Ducati Scrambler Pro Flat Track

The biggest and most important show in motorcycling, EICMA, is going on in Milan this week. Ducati have got in early, with an Apple-style product launch on stage in a theatre setting.
They launched a 400cc V-twin Scrambler, called the Sixty2, plus Diavel and Multistrada derivatives and this, the Scrambler Pro Flat Track. Following the mould of their own Monster and, notably, the Triumph Bonneville, the Italians have rolled out a slightly tarted-up Scrambler to bolster the range at the minimum cost. 

The 803cc Pro Flat Track is very similar to the Full Throttle, one of the three Scramblers the company launched in 2014 to great success. It has the same Termignoni end cans, short front mudguard, 10-spoke alloys. In fact, only the following details differ...

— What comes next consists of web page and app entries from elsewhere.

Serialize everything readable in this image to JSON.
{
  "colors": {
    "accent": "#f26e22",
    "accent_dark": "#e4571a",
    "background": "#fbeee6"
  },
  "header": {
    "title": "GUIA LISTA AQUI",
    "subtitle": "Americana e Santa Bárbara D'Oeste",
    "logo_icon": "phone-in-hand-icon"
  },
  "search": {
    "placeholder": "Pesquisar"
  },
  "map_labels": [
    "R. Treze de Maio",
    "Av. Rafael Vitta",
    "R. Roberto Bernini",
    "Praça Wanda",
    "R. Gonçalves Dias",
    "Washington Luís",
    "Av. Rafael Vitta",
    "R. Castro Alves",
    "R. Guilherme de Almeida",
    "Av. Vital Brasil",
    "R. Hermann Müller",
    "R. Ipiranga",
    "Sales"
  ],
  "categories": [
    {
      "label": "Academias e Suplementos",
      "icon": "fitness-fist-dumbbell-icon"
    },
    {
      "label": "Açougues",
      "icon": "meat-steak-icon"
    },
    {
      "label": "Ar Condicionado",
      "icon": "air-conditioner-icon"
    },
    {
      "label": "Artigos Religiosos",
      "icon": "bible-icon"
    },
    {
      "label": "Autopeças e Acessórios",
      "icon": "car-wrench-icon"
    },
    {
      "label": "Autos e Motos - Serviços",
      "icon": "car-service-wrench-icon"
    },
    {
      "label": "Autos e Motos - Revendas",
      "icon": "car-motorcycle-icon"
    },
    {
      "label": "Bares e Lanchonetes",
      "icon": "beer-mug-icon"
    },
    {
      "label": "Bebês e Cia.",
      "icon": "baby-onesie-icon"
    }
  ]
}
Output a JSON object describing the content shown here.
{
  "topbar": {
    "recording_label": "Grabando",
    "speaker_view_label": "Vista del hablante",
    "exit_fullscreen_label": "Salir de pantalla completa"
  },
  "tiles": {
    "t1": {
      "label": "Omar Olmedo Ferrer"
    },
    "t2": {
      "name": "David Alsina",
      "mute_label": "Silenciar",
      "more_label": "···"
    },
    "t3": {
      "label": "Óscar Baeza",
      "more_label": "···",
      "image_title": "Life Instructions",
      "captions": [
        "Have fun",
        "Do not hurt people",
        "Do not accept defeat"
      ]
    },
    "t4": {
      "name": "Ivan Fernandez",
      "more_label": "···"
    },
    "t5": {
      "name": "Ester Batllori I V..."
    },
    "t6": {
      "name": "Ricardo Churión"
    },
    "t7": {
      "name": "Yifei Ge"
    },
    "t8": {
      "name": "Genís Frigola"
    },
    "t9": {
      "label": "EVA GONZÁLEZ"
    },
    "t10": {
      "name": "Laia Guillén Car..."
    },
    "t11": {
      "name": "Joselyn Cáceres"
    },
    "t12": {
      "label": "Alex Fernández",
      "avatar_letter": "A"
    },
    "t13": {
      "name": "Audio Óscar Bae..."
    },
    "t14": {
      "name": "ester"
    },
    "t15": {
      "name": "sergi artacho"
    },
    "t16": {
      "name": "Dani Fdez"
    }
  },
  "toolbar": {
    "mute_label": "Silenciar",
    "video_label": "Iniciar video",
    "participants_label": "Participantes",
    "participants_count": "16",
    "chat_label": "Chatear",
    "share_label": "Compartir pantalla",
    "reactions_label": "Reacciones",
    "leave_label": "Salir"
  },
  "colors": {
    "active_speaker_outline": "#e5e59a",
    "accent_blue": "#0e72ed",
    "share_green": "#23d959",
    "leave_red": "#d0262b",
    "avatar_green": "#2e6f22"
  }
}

Sidepanels (that don't look very flat track)
Headlight fairing (ditto)
Paint colour
Seat cover
Grips (I know, I'm scraping the barrel here...)
Photos: Ducati
They had Ducati legend, and flat track racer, Troy Bayliss ride it on stage. I like the Scrambler a lot, especially the styling of the Urban Enduro, but as a purely styling exercise, this has missed the target. Lloyd Brothers and Ducati did a great job of making their race bike look related to a Ducati Scrambler, but when the parent company have tried to reflect dirt track cool back on the street bike, something's going missing. 

It's so difficult to make road bikes look as cool as flat track race bikes, because their beauty is in their brutal minimalism. Homologated road bikes can look brutal and act deranged (180bhp, 190mph road bikes for £14,000), but it's hard to make 2015 nakeds look minimal and tick all the EU's boxes. And really, the Pro Flat Track has a good name, but it looks bugger-all like a street tracker.

The wheels are the wrong size and the rear's too far. The seat's wrong. The number boards are neither one thing, not the other. 

Still, God loves a trier. 

If you want to read about the gorgeous race bike that inspired the road bike, buy Sideburn 22 and read my story from Bayliss's most recent AMA flat track race, the 2015 Sacramento Mile. G


Harley said...

Couldn't agree more Gary. I don't think it's a bad looking bike but a "tracker"? - not really. My one gripe with Ducati's Scramblers (and a lot of the other nakeds out there at the moment) is the use of butt ugly, flat black, plastic mouldings to cover up electrical stuff and other assorted plumbing. This stuff can be hidden, Ducati's own MHE 900 used a rather neat (to my eyes anyway) fake engine casting to hide the gubbins, but that was a limited run, flagship, bike so production costs probably weren't an issue.
Still, if manufacturers started building recognisable trackers, where would be the fun in building your own?

Ian Cleary said...

Fully agree... the latest Scramblers from Ducati are on the wrong side of gaudy...

Sideburn Magazine said...

I'm not sure who you're agreeing with, but I wrote that I like the Scramblers, I say it in the post. I just don't think this iteration is a street tracker, but it's being marketed as one. I don't say they're gaudy.